The realization process of civil engineering structures is complicated: a wide variety of disciplines is involved, each with a specific contribution, and each involved somewhere between initial concept and completion. It is a challenge to structure the process in such a way that a balanced and optimized participation of the many disciplines involved is achieved.
One of the critical success factors is knowledge management: each discipline should bring professional knowledge, but disciplines should interact effectively at interfaces as well. And that is where the gap in practice often appears. Temporary structures for civil engineering projects are an example of this phenomenon; they are right in the middle of a complex system of interactions: between structural engineering, site engineering, work preparation, procurement, and execution. They have a significant impact on cost, construction time, construction methodology and through-life performance of the actual, permanent structure.
Formwork and falsework are among the most important elements of temporary structures for civil engineering projects.
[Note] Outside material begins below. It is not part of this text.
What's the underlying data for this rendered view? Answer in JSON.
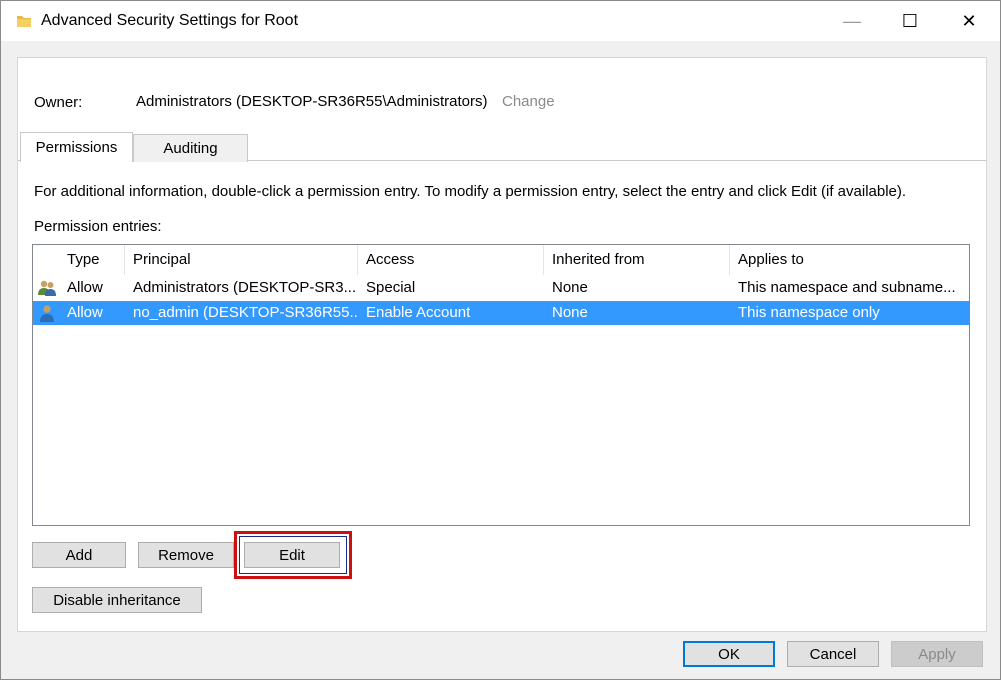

And so is the interaction with the many disciplines mentioned before. Knowledge management with respect to formwork and falsework requires engineers to shareknowledge and experience in the broadest sense. As actual performance of formwork and falsework can only be noted at a late stage in the realization process when some disciplines (although in strong interaction with formwork and falsework) are no longer present, the learning circle can only be closed by feedback.
And that is where also a gap appears in practice: as experienced site managers generally know what kind of problems they will face and how to solve them and most site engineers have their lessons learned, it is not common to prepare documents which address practical construction issues in relation to design and application of formwork and falsework, although these documents are a vital link in the learning cycle. Moreover it is not common to include the participation of technical commissions and/or scientific associations in these issues This fib bulletin intends to feedback effectively state of the art knowledge and experience with regard to formwork and falsework. As such it hopes to bridge the gap that often is experienced in practice and to make a larger group of engineers familiar with the important issues related to design and application of formwork and falsework.
This should lead to a better interaction between engineering disciplines involved, resulting in safe, effective and efficient temporary structures. Although commonly applied definitions for formwork and falsework have been used, the authors are aware of the fact that in practice a clear distinction between both elements (form and support) may be difficult as both functions are sometimes integrated. This document addresses some fundamental issues related to formwork and falsework:
• The appearance of the finished concrete which is closely related with the quality of the formwork. Owners/clients tend to be more demanding in this respect.
• The performance of the finished concrete in related to durability and as part of Life Cycle Management. A stronger focus on reliability of (life cycle) performance is noticeable (performance-based building, integrated contracts, through life analysis, etc.).
• The need to support the concrete while it acquires enough strength and stiffness to support itself. In this context the most important issue is structural safety.
Around the world, serious accidents of important civil structures and buildings under construction happened with catastrophic consequences caused by temporary work failure. Accidents during construction are too frequent and society does not accept that exposure anymore. Unfortunately there is a lack of documentation about these events.
This bulletin gives guidance for the design and use of formwork and falsework on construction sites. These guidelines are based on the experience of site and design engineers; and most of the advice has beengiven as a consequence of real problems in the past. Any warnings based solely on theoretical judgement have been avoided; only recommendations based on experience have been included
. This bulletin focuses on principles only and as such does not address detailed design issues, as local design codes should be applied. As construction habits and details sometimes differ from country to country, some advice or recommendations included in this document may be affected by local circumstances.
This Guide to Good Practice represents a summary of the relevant knowledge available to and possessed by the members of Task Group 10.2, and other contributors as listed. The draft report has been discussed and approved by Commission 10 and subsequently released for approval by the Technical Council of fib. Formal approval by the Technical Council of fib was given in May 2008.
I would like to thank all the members of Task Group 10.2 and Commission 10, all the individual contributors from outside Commission 10, and the reviewers of the Technical Council of fib for their contribution to this Guide to Good Practice. In particular, I would like to thank José Emilio Herrero Beneítez, who, apart from his own contribution, did the editorial work for this bulletin.